  17. ^ "Engine Company 96/Ladder Company 54". FDNYtrucks.com. Retrieved March 14, 2019.
  18. ^ "FDNY Firehouse Listing – Location of Firehouses and companies". NYC Open Data; Socrata. New York City Fire Department. September 10, 2018. Retrieved March 14, 2019.
  19. ^ "Best 30 Hospitals in Bronx, NY with Reviews". Yellow Pages. Retrieved March 14, 2019.
  20. ^ "Riverdale, New York City-Bronx, New York Zip Code Boundary Map (NY)". United States Zip Code Boundary Map (USA). Retrieved March 16, 2019.
  21. ^ "Location Details: Clason Point". USPS.com. Retrieved March 7, 2019.
  22. ^ "Location Details: Cornell". USPS.com. Retrieved March 7, 2019.
  23. ^ "Location Details: Soundview". USPS.com. Retrieved March 7, 2019.
  24. ^ "Parkchester / Soundview – BX 09" (PDF). Furman Center for Real Estate and Urban Policy. 2011. Retrieved October 5, 2016.
  25. ^ "Soundview New York School Ratings and Reviews". Zillow. Retrieved March 16, 2019.
  26. ^ "About the Clason's Point Library". The New York Public Library. Retrieved March 14, 2019.
  27. ^ "About the Parkchester Library". The New York Public Library. Retrieved March 14, 2019.
  28. ^ "About the Soundview Library". The New York Public Library. Retrieved March 14, 2019.

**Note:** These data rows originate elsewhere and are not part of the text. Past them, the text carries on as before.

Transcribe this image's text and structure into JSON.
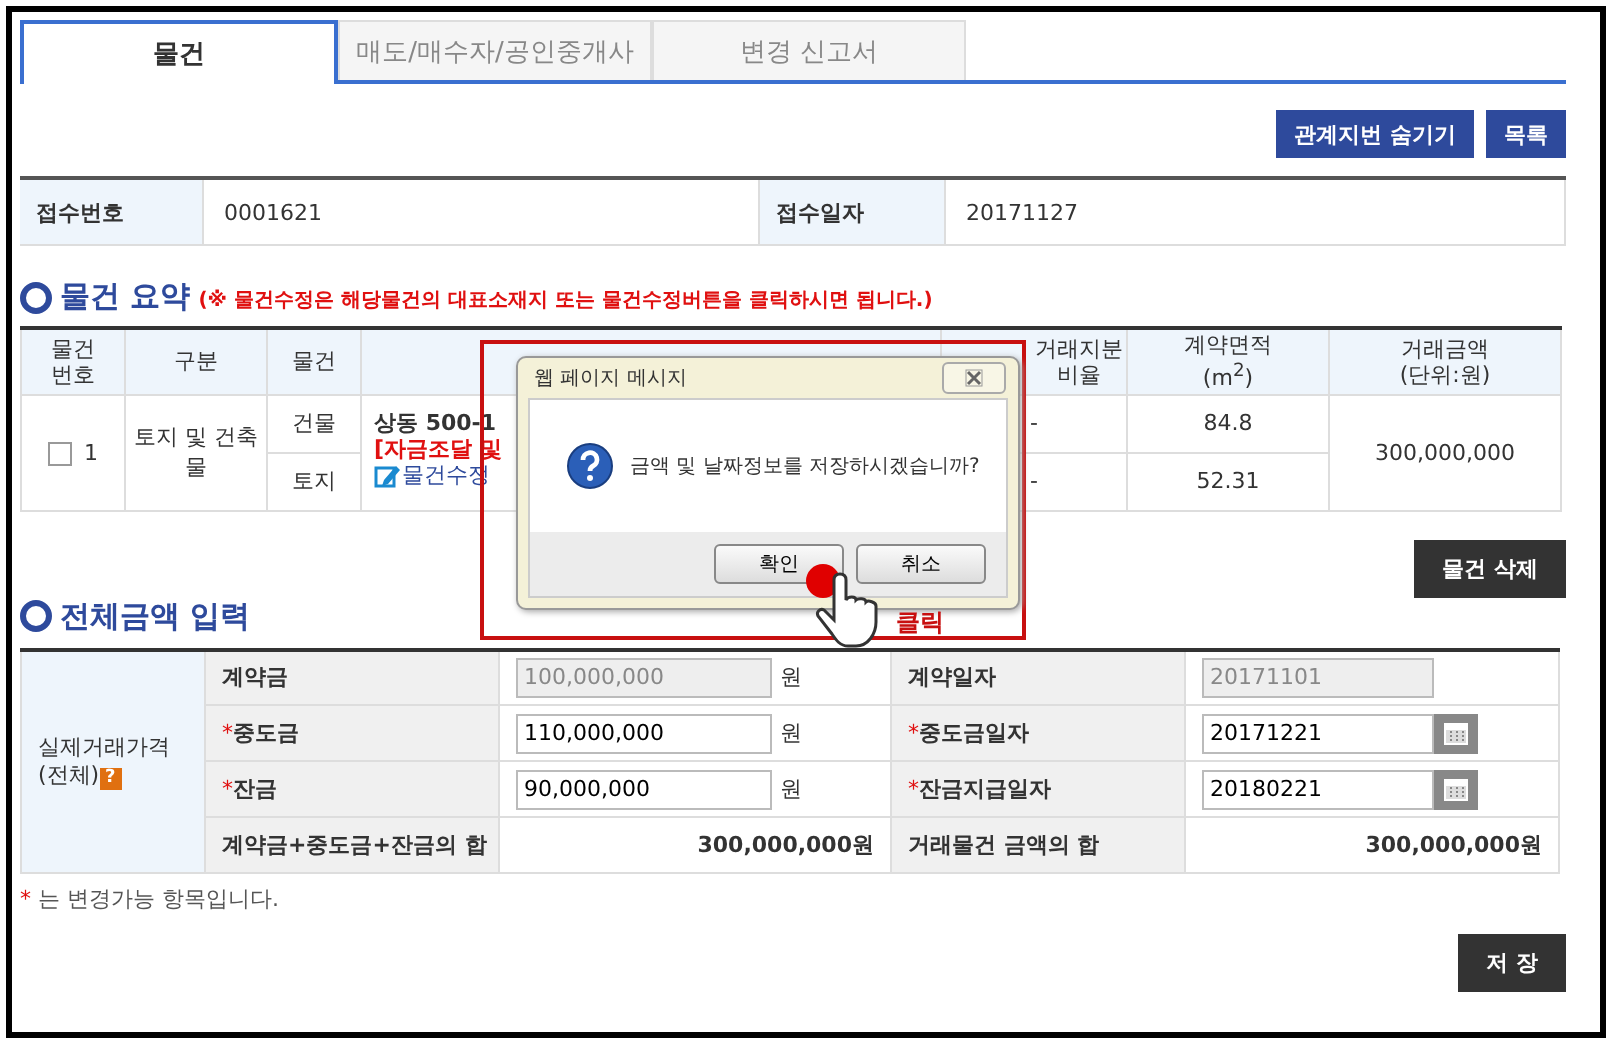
{
  "tabs": [
    {
      "label": "물건",
      "selected": true
    },
    {
      "label": "매도/매수자/공인중개사",
      "selected": false
    },
    {
      "label": "변경 신고서",
      "selected": false
    }
  ],
  "top_buttons": [
    "관계지번 숨기기",
    "목록"
  ],
  "receipt": [
    {
      "label": "접수번호",
      "value": "0001621"
    },
    {
      "label": "접수일자",
      "value": "20171127"
    }
  ],
  "summary": {
    "title": "물건 요약",
    "note": "(※ 물건수정은 해당물건의 대표소재지 또는 물건수정버튼을 클릭하시면 됩니다.)",
    "columns": [
      {
        "lines": [
          "물건",
          "번호"
        ]
      },
      {
        "lines": [
          "구분"
        ]
      },
      {
        "lines": [
          "물건"
        ]
      },
      {
        "blank": true
      },
      {
        "lines": [
          "거래지분",
          "비율"
        ]
      },
      {
        "lines": [
          "계약면적",
          "(m$^{2}$)"
        ]
      },
      {
        "lines": [
          "거래금액",
          "(단위:원)"
        ]
      }
    ],
    "rows": [
      {
        "checked": false,
        "number": "1",
        "category": "토지 및 건축물",
        "address": "상동 500-1",
        "note": "[자금조달 및",
        "edit_link": "물건수정",
        "amount": "300,000,000",
        "parts": [
          {
            "type": "건물",
            "share": "-",
            "area": "84.8"
          },
          {
            "type": "토지",
            "share": "-",
            "area": "52.31"
          }
        ]
      }
    ],
    "delete_button": "물건 삭제"
  },
  "amounts": {
    "title": "전체금액 입력",
    "group_label": "실제거래가격",
    "group_sub": "(전체)",
    "help": "?",
    "rows": [
      {
        "mark": "",
        "label": "계약금",
        "value": "100,000,000",
        "unit": "원",
        "disabled": true,
        "date_mark": "",
        "date_label": "계약일자",
        "date": "20171101",
        "date_disabled": true
      },
      {
        "mark": "*",
        "label": "중도금",
        "value": "110,000,000",
        "unit": "원",
        "disabled": false,
        "date_mark": "*",
        "date_label": "중도금일자",
        "date": "20171221",
        "date_disabled": false
      },
      {
        "mark": "*",
        "label": "잔금",
        "value": "90,000,000",
        "unit": "원",
        "disabled": false,
        "date_mark": "*",
        "date_label": "잔금지급일자",
        "date": "20180221",
        "date_disabled": false
      }
    ],
    "sum_label": "계약금+중도금+잔금의 합",
    "sum_value": "300,000,000원",
    "total_label": "거래물건 금액의 합",
    "total_value": "300,000,000원",
    "footnote_mark": "*",
    "footnote": "는 변경가능 항목입니다.",
    "save_button": "저 장"
  },
  "dialog": {
    "title": "웹 페이지 메시지",
    "message": "금액 및 날짜정보를 저장하시겠습니까?",
    "buttons": [
      "확인",
      "취소"
    ]
  },
  "annotation": {
    "label": "클릭"
  }
}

  29. ^ "Subway Map" (PDF). Metropolitan Transportation Authority. May 1, 2019. Retrieved January 18, 2018.
  30. ^ a b "Bronx Bus Map" (PDF). Metropolitan Transportation Authority. September 2017. Retrieved April 24, 2018.
  31. ^ "Bronx Bus Map" (PDF). Metropolitan Transportation Authority. September 2017. Retrieved April 24, 2018.
  32. ^ "Routes and Schedules: Soundview". NYC Ferry.
  33. ^ Rosenberg, Zoe (August 1, 2018). "NYC Ferry's Soundview, Lower East Side routes will launch this month". Curbed NY. Retrieved August 3, 2018.
  34. ^ "JAZZY JAY INTERVIEW". Retrieved November 23, 2015.
  35. ^ "David Berkowitz "Son of Sam"" (PDF). Retrieved August 24, 2015.
  36. ^ Chang, Jeff; D.J. Kool Herc (2005). Can't Stop Won't Stop: A History of the Hip-Hop Generation. New York: Picador. p. 48. ISBN 0-312-42579-1. Retrieved September 1, 2010.
  37. ^ Louie, Elaine (August 13, 1998). "Harlem Renaissance Meets Martha Stewart". The New York Times. Retrieved September 1, 2010.
  38. ^ Pinckney, Ed; Gordon, Robert (2004). Ed Pinckney's Tales from the Villanova Hardwood. Champaign, IL: Sports Publishing LLC. p. 4. ISBN 1-58261-809-7. Retrieved September 1, 2010.
  39. ^ Backing into Forward: A Memoir, p. 51

External links[edit]